▸ **What to produce**
Reproduce every entry exactly and leave its pictures out.

------------------------------------------------------------------------

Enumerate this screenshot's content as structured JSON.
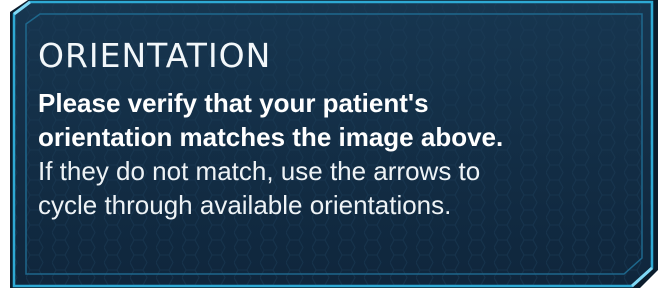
{
  "dialog": {
    "title": "ORIENTATION",
    "message_bold_line1": "Please verify that your patient's",
    "message_bold_line2": "orientation matches the image above.",
    "message_line3": "If they do not match, use the arrows to",
    "message_line4": "cycle through available orientations."
  },
  "colors": {
    "panel_fill": "#143048",
    "panel_fill_dark": "#0d2236",
    "outer_border": "#33b4dc",
    "inner_border": "#1d6f95",
    "text": "#ffffff"
  }
}
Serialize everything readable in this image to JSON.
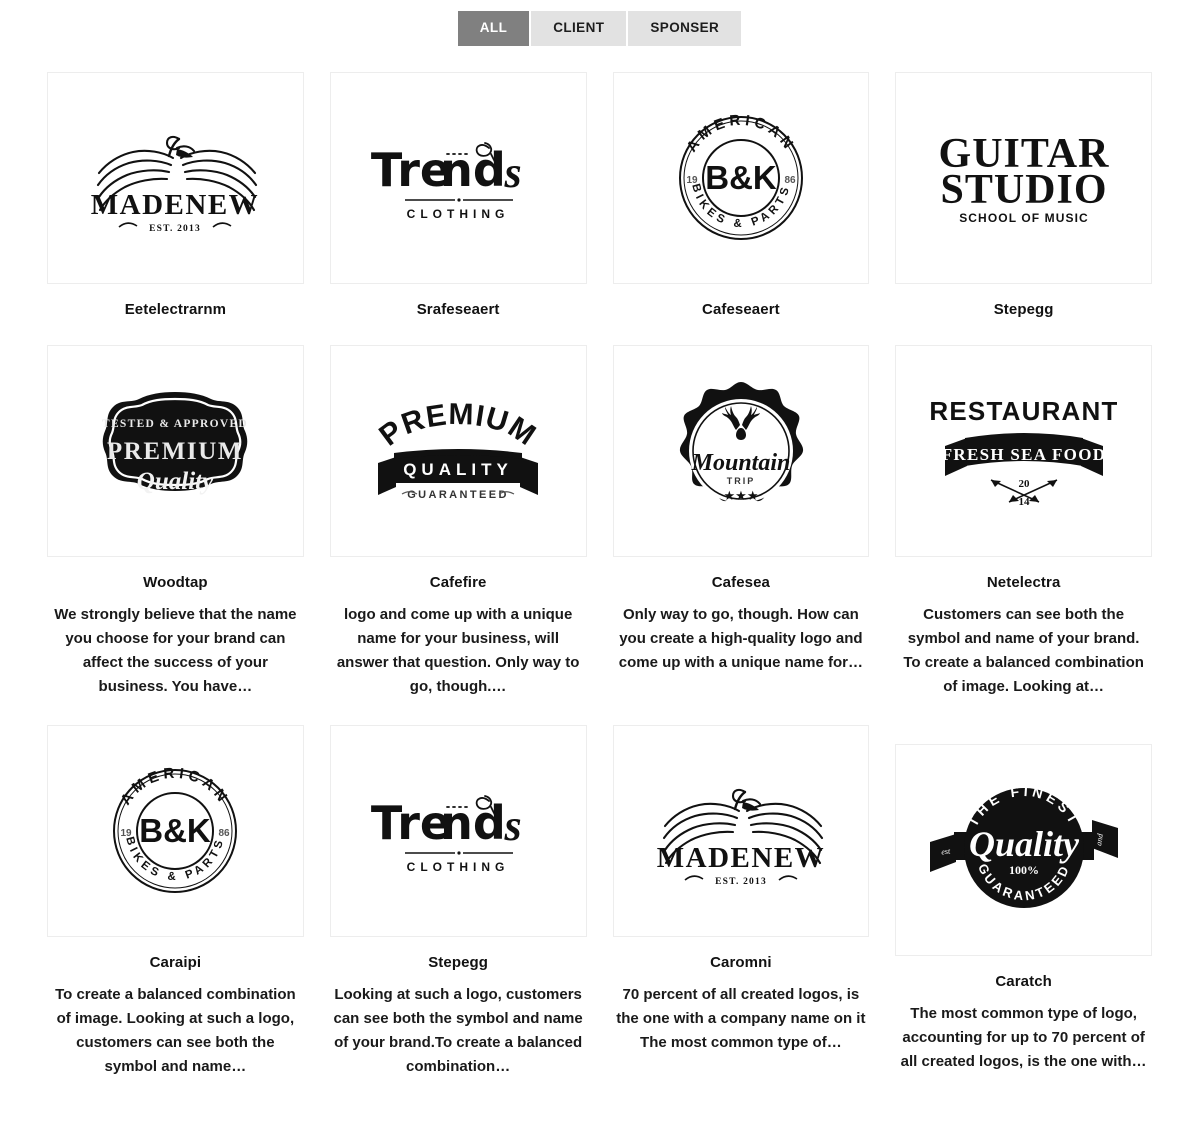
{
  "filters": {
    "buttons": [
      {
        "label": "ALL",
        "active": true
      },
      {
        "label": "CLIENT",
        "active": false
      },
      {
        "label": "SPONSER",
        "active": false
      }
    ],
    "active_color": "#808080",
    "inactive_color": "#e2e2e2"
  },
  "cards": [
    {
      "title": "Eetelectrarnm",
      "desc": "",
      "logo": "madenew-bird-logo",
      "logo_text": {
        "name": "MADENEW",
        "sub": "EST. 2013"
      }
    },
    {
      "title": "Srafeseaert",
      "desc": "",
      "logo": "trends-clothing-logo",
      "logo_text": {
        "name": "Trends",
        "sub": "CLOTHING"
      }
    },
    {
      "title": "Cafeseaert",
      "desc": "",
      "logo": "bk-american-bikes-badge-logo",
      "logo_text": {
        "top": "AMERICAN",
        "center": "B&K",
        "bottom": "BIKES & PARTS",
        "left": "19",
        "right": "86"
      }
    },
    {
      "title": "Stepegg",
      "desc": "",
      "logo": "guitar-studio-logo",
      "logo_text": {
        "line1": "GUITAR",
        "line2": "STUDIO",
        "sub": "SCHOOL OF MUSIC"
      }
    },
    {
      "title": "Woodtap",
      "desc": "We strongly believe that the name you choose for your brand can affect the success of your business. You have…",
      "logo": "premium-quality-ornate-badge-logo",
      "logo_text": {
        "top": "TESTED & APPROVED",
        "mid": "PREMIUM",
        "script": "Quality"
      }
    },
    {
      "title": "Cafefire",
      "desc": "logo and come up with a unique name for your business, will answer that question. Only way to go, though.…",
      "logo": "premium-quality-guaranteed-banner-logo",
      "logo_text": {
        "top": "PREMIUM",
        "banner": "QUALITY",
        "sub": "GUARANTEED"
      }
    },
    {
      "title": "Cafesea",
      "desc": "Only way to go, though. How can you create a high-quality logo and come up with a unique name for…",
      "logo": "mountain-trip-deer-badge-logo",
      "logo_text": {
        "script": "Mountain",
        "sub": "TRIP",
        "stars": "★★★"
      }
    },
    {
      "title": "Netelectra",
      "desc": "Customers can see both the symbol and name of your brand. To create a balanced combination of image. Looking at…",
      "logo": "restaurant-fresh-sea-food-logo",
      "logo_text": {
        "top": "RESTAURANT",
        "banner": "FRESH SEA FOOD",
        "year_top": "20",
        "year_bottom": "14"
      }
    },
    {
      "title": "Caraipi",
      "desc": "To create a balanced combination of image. Looking at such a logo, customers can see both the symbol and name…",
      "logo": "bk-american-bikes-badge-logo",
      "logo_text": {
        "top": "AMERICAN",
        "center": "B&K",
        "bottom": "BIKES & PARTS",
        "left": "19",
        "right": "86"
      }
    },
    {
      "title": "Stepegg",
      "desc": "Looking at such a logo, customers can see both the symbol and name of your brand.To create a balanced combination…",
      "logo": "trends-clothing-logo",
      "logo_text": {
        "name": "Trends",
        "sub": "CLOTHING"
      }
    },
    {
      "title": "Caromni",
      "desc": "70 percent of all created logos, is the one with a company name on it The most common type of…",
      "logo": "madenew-bird-logo",
      "logo_text": {
        "name": "MADENEW",
        "sub": "EST. 2013"
      }
    },
    {
      "title": "Caratch",
      "desc": "The most common type of logo, accounting for up to 70 percent of all created logos, is the one with…",
      "logo": "the-finest-quality-guaranteed-logo",
      "logo_text": {
        "top": "THE FINEST",
        "script": "Quality",
        "pct": "100%",
        "bottom": "GUARANTEED",
        "ribbon_left": "est",
        "ribbon_right": "and"
      }
    }
  ]
}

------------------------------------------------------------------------

▸ **Answer to this exercise**
Enumerate this screenshot's content as structured JSON.
{
  "dialog": {
    "title": "ORIENTATION",
    "message_bold_line1": "Please verify that your patient's",
    "message_bold_line2": "orientation matches the image above.",
    "message_line3": "If they do not match, use the arrows to",
    "message_line4": "cycle through available orientations."
  },
  "colors": {
    "panel_fill": "#143048",
    "panel_fill_dark": "#0d2236",
    "outer_border": "#33b4dc",
    "inner_border": "#1d6f95",
    "text": "#ffffff"
  }
}
Serialize everything readable in this image to JSON.
{
  "filters": {
    "buttons": [
      {
        "label": "ALL",
        "active": true
      },
      {
        "label": "CLIENT",
        "active": false
      },
      {
        "label": "SPONSER",
        "active": false
      }
    ],
    "active_color": "#808080",
    "inactive_color": "#e2e2e2"
  },
  "cards": [
    {
      "title": "Eetelectrarnm",
      "desc": "",
      "logo": "madenew-bird-logo",
      "logo_text": {
        "name": "MADENEW",
        "sub": "EST. 2013"
      }
    },
    {
      "title": "Srafeseaert",
      "desc": "",
      "logo": "trends-clothing-logo",
      "logo_text": {
        "name": "Trends",
        "sub": "CLOTHING"
      }
    },
    {
      "title": "Cafeseaert",
      "desc": "",
      "logo": "bk-american-bikes-badge-logo",
      "logo_text": {
        "top": "AMERICAN",
        "center": "B&K",
        "bottom": "BIKES & PARTS",
        "left": "19",
        "right": "86"
      }
    },
    {
      "title": "Stepegg",
      "desc": "",
      "logo": "guitar-studio-logo",
      "logo_text": {
        "line1": "GUITAR",
        "line2": "STUDIO",
        "sub": "SCHOOL OF MUSIC"
      }
    },
    {
      "title": "Woodtap",
      "desc": "We strongly believe that the name you choose for your brand can affect the success of your business. You have…",
      "logo": "premium-quality-ornate-badge-logo",
      "logo_text": {
        "top": "TESTED & APPROVED",
        "mid": "PREMIUM",
        "script": "Quality"
      }
    },
    {
      "title": "Cafefire",
      "desc": "logo and come up with a unique name for your business, will answer that question. Only way to go, though.…",
      "logo": "premium-quality-guaranteed-banner-logo",
      "logo_text": {
        "top": "PREMIUM",
        "banner": "QUALITY",
        "sub": "GUARANTEED"
      }
    },
    {
      "title": "Cafesea",
      "desc": "Only way to go, though. How can you create a high-quality logo and come up with a unique name for…",
      "logo": "mountain-trip-deer-badge-logo",
      "logo_text": {
        "script": "Mountain",
        "sub": "TRIP",
        "stars": "★★★"
      }
    },
    {
      "title": "Netelectra",
      "desc": "Customers can see both the symbol and name of your brand. To create a balanced combination of image. Looking at…",
      "logo": "restaurant-fresh-sea-food-logo",
      "logo_text": {
        "top": "RESTAURANT",
        "banner": "FRESH SEA FOOD",
        "year_top": "20",
        "year_bottom": "14"
      }
    },
    {
      "title": "Caraipi",
      "desc": "To create a balanced combination of image. Looking at such a logo, customers can see both the symbol and name…",
      "logo": "bk-american-bikes-badge-logo",
      "logo_text": {
        "top": "AMERICAN",
        "center": "B&K",
        "bottom": "BIKES & PARTS",
        "left": "19",
        "right": "86"
      }
    },
    {
      "title": "Stepegg",
      "desc": "Looking at such a logo, customers can see both the symbol and name of your brand.To create a balanced combination…",
      "logo": "trends-clothing-logo",
      "logo_text": {
        "name": "Trends",
        "sub": "CLOTHING"
      }
    },
    {
      "title": "Caromni",
      "desc": "70 percent of all created logos, is the one with a company name on it The most common type of…",
      "logo": "madenew-bird-logo",
      "logo_text": {
        "name": "MADENEW",
        "sub": "EST. 2013"
      }
    },
    {
      "title": "Caratch",
      "desc": "The most common type of logo, accounting for up to 70 percent of all created logos, is the one with…",
      "logo": "the-finest-quality-guaranteed-logo",
      "logo_text": {
        "top": "THE FINEST",
        "script": "Quality",
        "pct": "100%",
        "bottom": "GUARANTEED",
        "ribbon_left": "est",
        "ribbon_right": "and"
      }
    }
  ]
}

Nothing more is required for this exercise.